As I continue to research Paracletic Spirit-embodied leadership. One question that is coming to mind is, whether it is possible to develop a model of leadership for the Pentecostal/Charismatic community. This question is essential because of the diversity of expression within the movement.
 Bersin & Associates, “Bersin and Associates Research Shows U.S. Leadership Development Spending Surges 14 Percent to an Estimated $13.6 Billion in 2012,” PR Newswire, July 16, 2012, https://www.prnewswire.com/news-releases/bersin–associates-research-shows-us-leadership-development-spending-surges-14-percent-to-an-estimated-136-billion-in-2012-162573886.html.
 Thom S. Rainer, The Book of Church Growth: History, Theology, and Principles (Nashville: B&H Publishing Group, 1998), 12, ProQuest Ebook Central.
 Douglas Riddle, “Executive Integration: Equipping Transitioning Leaders for Success,” Center for Creative Leadership, 2016, 1, https://www.ccl.org/wp-content/uploads/2015/04/ExecutiveIntegration.pdf.
 Thom S. Rainer and Sam S. Rainer III, Essential Church?: Reclaiming a Generation of Dropouts
(Nashville: B&H Publishing Group, 2008), 2.
 “Vol 1 No 1 (2018): Theology of Leadership Journal.” Vol 1 No 1 (2018) | Theology of Leadership Journal, n.d, 3. http://theologyofleadership.com/index.php/tlj/issue/view/v1i1.
 Singfiel, Paul the Team Leader: Strategic Planning, Intragroup Conflict, and Team Formation, (Vol 1 No 1, Theology of Leadership Journal, 2018), 10.
 Jack Niewold, “Beyond Servant Leadership,” Journal of Biblical Perspectives in Leadership 1, no. 2 (Summer 2007): 118, https://www.regent.edu/acad/global/publications/jbpl/vol1no2/JBPLVol1No2_Niewold.pdf.
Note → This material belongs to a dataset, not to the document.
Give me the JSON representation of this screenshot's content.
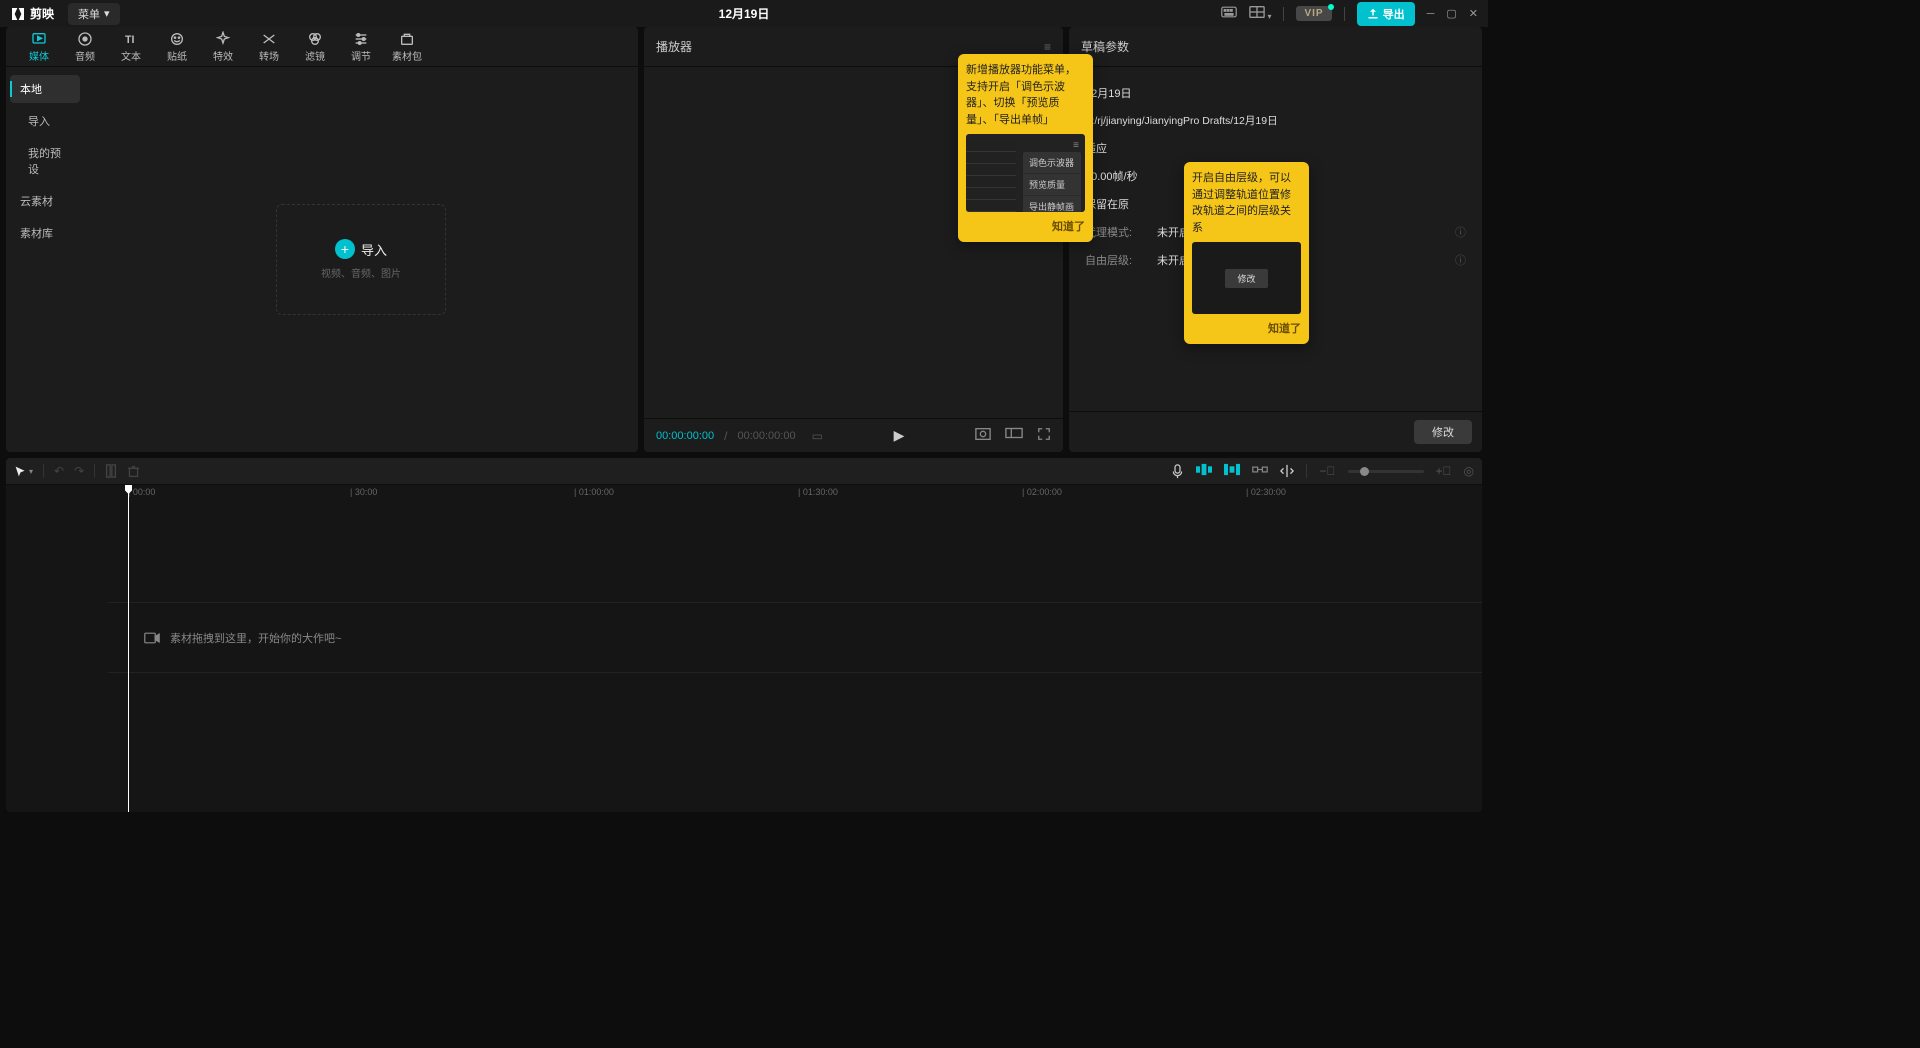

,” Singfiel, Paul the Team Leader: Strategic Planning, Intragroup Conflict, and Team Formation, 17.